included. Comprehensive documentation, Online Help and sample code
offer added value. Even analog systems can be controlled with PI’s
LabVIEW driver set, optionally with HyperBit functionality.
PI controllers and software are based on the novel GCS Universal Command
Set. This platform independet architecture decouples positioning
hardware and controller and allows seamless integration of motion
systems into application control software.
More on GCS and PI Software Tools.
Fig. PI controllers are available with a number of different
interfaces for highest flexibility. In addition to the modern Ethernet
(TCP/IP) and USB, many industrial customers still appreciate the robust
Fig. 6a. Six-axis digital piezo controller with Super Invar 6D-
nanopositioning stage. All PI nanopositioning systems and controllers
are fully CE compliant.
Fig. 6b. Rapid scanning motion of a P-621.1CD (commanded rise time 5
ms) with the E-710 controller and DDL option. Digital Dynamic
Linearization virtually eliminates the tracking error (<20 nm) during
the scan. The improvement over a classical PID controller is up to 3
orders of magnitude, and increases with the scanning frequency.
Fig. 6c. Elliptical scan with a XY piezo scanner and conventional
P-I-servo controller. The outer curve shows the desired position, the
inner curve shows the actual motion
Fig. 6d. The same scan as before but with a DDL controller.
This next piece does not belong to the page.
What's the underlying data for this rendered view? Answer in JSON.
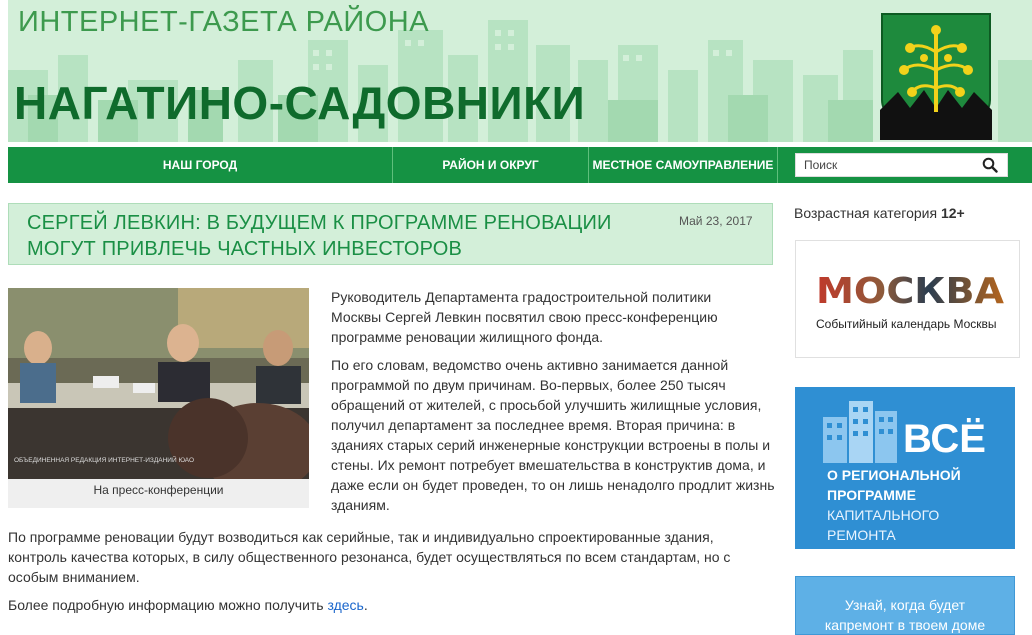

The
tracking error is reduced to a few nanometers, desired and actual
position cannot be distinguished in the graph.
Fig. Complex trajectories can be created, stored and executed with the Wave Generator tool
Fig. Six-axis parallel-kinematic nanopositioning piezo stage (Hexapod) based on NEXLINE® high-load piezo nanopositioning motors for use in strong magnetic fields.
Fig. Compact piezo ceramic (non-resonant) nanopositioning motor providing very high holding force, sub-nanometer resolution, 1 kHz resonant frequency and 20 mm travel.